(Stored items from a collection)

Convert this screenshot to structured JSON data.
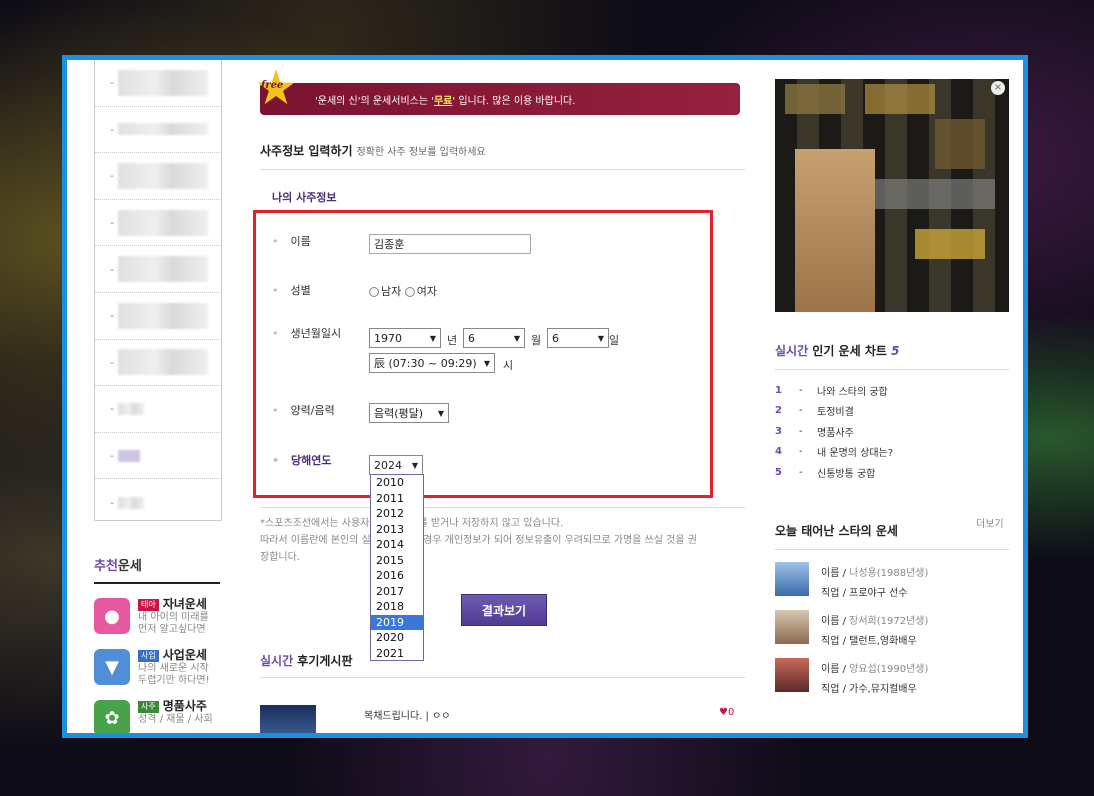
{
  "notice": {
    "free_badge": "free",
    "text_before": "'운세의 신'의 운세서비스는 '",
    "free_word": "무료",
    "text_after": "' 입니다. 많은 이용 바랍니다."
  },
  "form": {
    "section_title": "사주정보 입력하기",
    "section_sub": "정확한 사주 정보를 입력하세요",
    "my_info_label": "나의 사주정보",
    "name_label": "이름",
    "name_value": "김종훈",
    "gender_label": "성별",
    "gender_male": "남자",
    "gender_female": "여자",
    "birth_label": "생년월일시",
    "year_value": "1970",
    "year_unit": "년",
    "month_value": "6",
    "month_unit": "월",
    "day_value": "6",
    "day_unit": "일",
    "hour_value": "辰 (07:30 ~ 09:29)",
    "hour_unit": "시",
    "calendar_label": "양력/음력",
    "calendar_value": "음력(평달)",
    "target_year_label": "당해연도",
    "target_year_value": "2024",
    "target_year_options": [
      "2010",
      "2011",
      "2012",
      "2013",
      "2014",
      "2015",
      "2016",
      "2017",
      "2018",
      "2019",
      "2020",
      "2021"
    ],
    "target_year_highlighted": "2019"
  },
  "disclaimer": {
    "line1": "*스포츠조선에서는 사용자의 개인정보를 받거나 저장하지 않고 있습니다.",
    "line2": "따라서 이름란에 본인의 실명을 입력할 경우 개인정보가 되어 정보유출이 우려되므로 가명을 쓰실 것을 권",
    "line3": "장합니다."
  },
  "result_button": "결과보기",
  "review": {
    "title_accent": "실시간",
    "title_rest": " 후기게시판",
    "item_text": "복채드립니다. |  ㅇㅇ",
    "likes": "♥0"
  },
  "recommend": {
    "title_accent": "추천",
    "title_rest": "운세",
    "items": [
      {
        "tag": "태아",
        "title": "자녀운세",
        "desc1": "내 아이의 미래를",
        "desc2": "먼저 알고싶다면"
      },
      {
        "tag": "사업",
        "title": "사업운세",
        "desc1": "나의 새로운 시작",
        "desc2": "두렵기만 하다면!"
      },
      {
        "tag": "사주",
        "title": "명품사주",
        "desc1": "성격 / 재물 / 사회",
        "desc2": ""
      }
    ]
  },
  "ad": {
    "close": "×"
  },
  "chart": {
    "title_accent": "실시간",
    "title_rest": " 인기 운세 차트 ",
    "title_num": "5",
    "items": [
      {
        "rank": "1",
        "label": "나와 스타의 궁합"
      },
      {
        "rank": "2",
        "label": "토정비결"
      },
      {
        "rank": "3",
        "label": "명품사주"
      },
      {
        "rank": "4",
        "label": "내 운명의 상대는?"
      },
      {
        "rank": "5",
        "label": "신통방통 궁합"
      }
    ]
  },
  "stars": {
    "title": "오늘 태어난 스타의 운세",
    "more": "더보기",
    "items": [
      {
        "name_prefix": "이름 / ",
        "name": "나성용(1988년생)",
        "job": "직업 / 프로야구 선수"
      },
      {
        "name_prefix": "이름 / ",
        "name": "장서희(1972년생)",
        "job": "직업 / 탤런트,영화배우"
      },
      {
        "name_prefix": "이름 / ",
        "name": "양요섭(1990년생)",
        "job": "직업 / 가수,뮤지컬배우"
      }
    ]
  }
}
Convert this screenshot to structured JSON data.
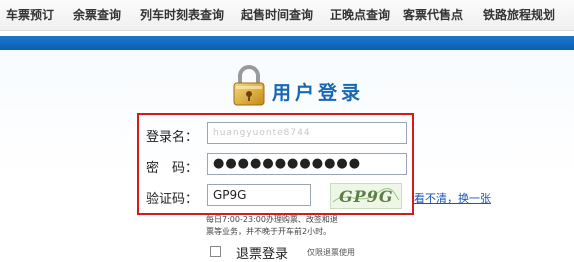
{
  "nav": {
    "items": [
      {
        "label": "车票预订"
      },
      {
        "label": "余票查询"
      },
      {
        "label": "列车时刻表查询"
      },
      {
        "label": "起售时间查询"
      },
      {
        "label": "正晚点查询"
      },
      {
        "label": "客票代售点"
      },
      {
        "label": "铁路旅程规划"
      }
    ]
  },
  "login": {
    "title": "用户登录",
    "username_label": "登录名：",
    "username_value": "huangyuonte8744",
    "password_label": "密　码：",
    "password_value": "●●●●●●●●●●●●",
    "captcha_label": "验证码：",
    "captcha_value": "GP9G",
    "captcha_image_text": "GP9G",
    "captcha_refresh": "看不清，换一张",
    "hint_line1": "每日7:00-23:00办理购票、改签和退",
    "hint_line2": "票等业务，并不晚于开车前2小时。",
    "refund_label": "退票登录",
    "refund_note": "仅限退票使用"
  },
  "colors": {
    "accent_blue": "#1767b5",
    "band_blue": "#0a5fb3",
    "highlight_red": "#d51a1a",
    "link_blue": "#1a56b4"
  },
  "icons": {
    "lock": "lock-icon",
    "captcha": "captcha-image"
  }
}
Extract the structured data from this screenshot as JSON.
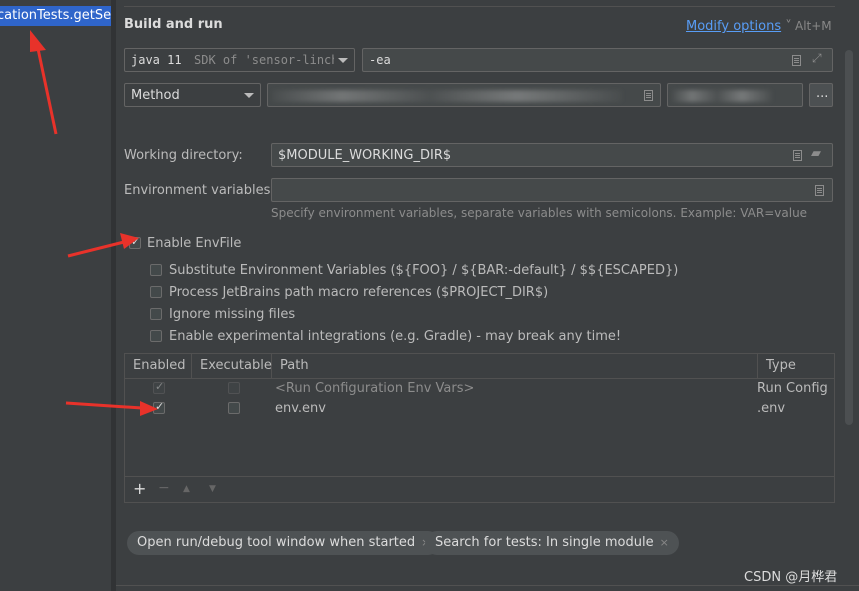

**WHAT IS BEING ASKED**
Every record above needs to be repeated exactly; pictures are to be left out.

**WRITTEN RESPONSE**
Convert this screenshot to structured JSON data.
{
  "notice": {
    "free_badge": "free",
    "text_before": "'운세의 신'의 운세서비스는 '",
    "free_word": "무료",
    "text_after": "' 입니다. 많은 이용 바랍니다."
  },
  "form": {
    "section_title": "사주정보 입력하기",
    "section_sub": "정확한 사주 정보를 입력하세요",
    "my_info_label": "나의 사주정보",
    "name_label": "이름",
    "name_value": "김종훈",
    "gender_label": "성별",
    "gender_male": "남자",
    "gender_female": "여자",
    "birth_label": "생년월일시",
    "year_value": "1970",
    "year_unit": "년",
    "month_value": "6",
    "month_unit": "월",
    "day_value": "6",
    "day_unit": "일",
    "hour_value": "辰 (07:30 ~ 09:29)",
    "hour_unit": "시",
    "calendar_label": "양력/음력",
    "calendar_value": "음력(평달)",
    "target_year_label": "당해연도",
    "target_year_value": "2024",
    "target_year_options": [
      "2010",
      "2011",
      "2012",
      "2013",
      "2014",
      "2015",
      "2016",
      "2017",
      "2018",
      "2019",
      "2020",
      "2021"
    ],
    "target_year_highlighted": "2019"
  },
  "disclaimer": {
    "line1": "*스포츠조선에서는 사용자의 개인정보를 받거나 저장하지 않고 있습니다.",
    "line2": "따라서 이름란에 본인의 실명을 입력할 경우 개인정보가 되어 정보유출이 우려되므로 가명을 쓰실 것을 권",
    "line3": "장합니다."
  },
  "result_button": "결과보기",
  "review": {
    "title_accent": "실시간",
    "title_rest": " 후기게시판",
    "item_text": "복채드립니다. |  ㅇㅇ",
    "likes": "♥0"
  },
  "recommend": {
    "title_accent": "추천",
    "title_rest": "운세",
    "items": [
      {
        "tag": "태아",
        "title": "자녀운세",
        "desc1": "내 아이의 미래를",
        "desc2": "먼저 알고싶다면"
      },
      {
        "tag": "사업",
        "title": "사업운세",
        "desc1": "나의 새로운 시작",
        "desc2": "두렵기만 하다면!"
      },
      {
        "tag": "사주",
        "title": "명품사주",
        "desc1": "성격 / 재물 / 사회",
        "desc2": ""
      }
    ]
  },
  "ad": {
    "close": "×"
  },
  "chart": {
    "title_accent": "실시간",
    "title_rest": " 인기 운세 차트 ",
    "title_num": "5",
    "items": [
      {
        "rank": "1",
        "label": "나와 스타의 궁합"
      },
      {
        "rank": "2",
        "label": "토정비결"
      },
      {
        "rank": "3",
        "label": "명품사주"
      },
      {
        "rank": "4",
        "label": "내 운명의 상대는?"
      },
      {
        "rank": "5",
        "label": "신통방통 궁합"
      }
    ]
  },
  "stars": {
    "title": "오늘 태어난 스타의 운세",
    "more": "더보기",
    "items": [
      {
        "name_prefix": "이름 / ",
        "name": "나성용(1988년생)",
        "job": "직업 / 프로야구 선수"
      },
      {
        "name_prefix": "이름 / ",
        "name": "장서희(1972년생)",
        "job": "직업 / 탤런트,영화배우"
      },
      {
        "name_prefix": "이름 / ",
        "name": "양요섭(1990년생)",
        "job": "직업 / 가수,뮤지컬배우"
      }
    ]
  }
}
Convert this screenshot to structured JSON data.
{
  "nav": {
    "items": [
      {
        "label": "车票预订"
      },
      {
        "label": "余票查询"
      },
      {
        "label": "列车时刻表查询"
      },
      {
        "label": "起售时间查询"
      },
      {
        "label": "正晚点查询"
      },
      {
        "label": "客票代售点"
      },
      {
        "label": "铁路旅程规划"
      }
    ]
  },
  "login": {
    "title": "用户登录",
    "username_label": "登录名：",
    "username_value": "huangyuonte8744",
    "password_label": "密　码：",
    "password_value": "●●●●●●●●●●●●",
    "captcha_label": "验证码：",
    "captcha_value": "GP9G",
    "captcha_image_text": "GP9G",
    "captcha_refresh": "看不清，换一张",
    "hint_line1": "每日7:00-23:00办理购票、改签和退",
    "hint_line2": "票等业务，并不晚于开车前2小时。",
    "refund_label": "退票登录",
    "refund_note": "仅限退票使用"
  },
  "colors": {
    "accent_blue": "#1767b5",
    "band_blue": "#0a5fb3",
    "highlight_red": "#d51a1a",
    "link_blue": "#1a56b4"
  },
  "icons": {
    "lock": "lock-icon",
    "captcha": "captcha-image"
  }
}
Extract the structured data from this screenshot as JSON.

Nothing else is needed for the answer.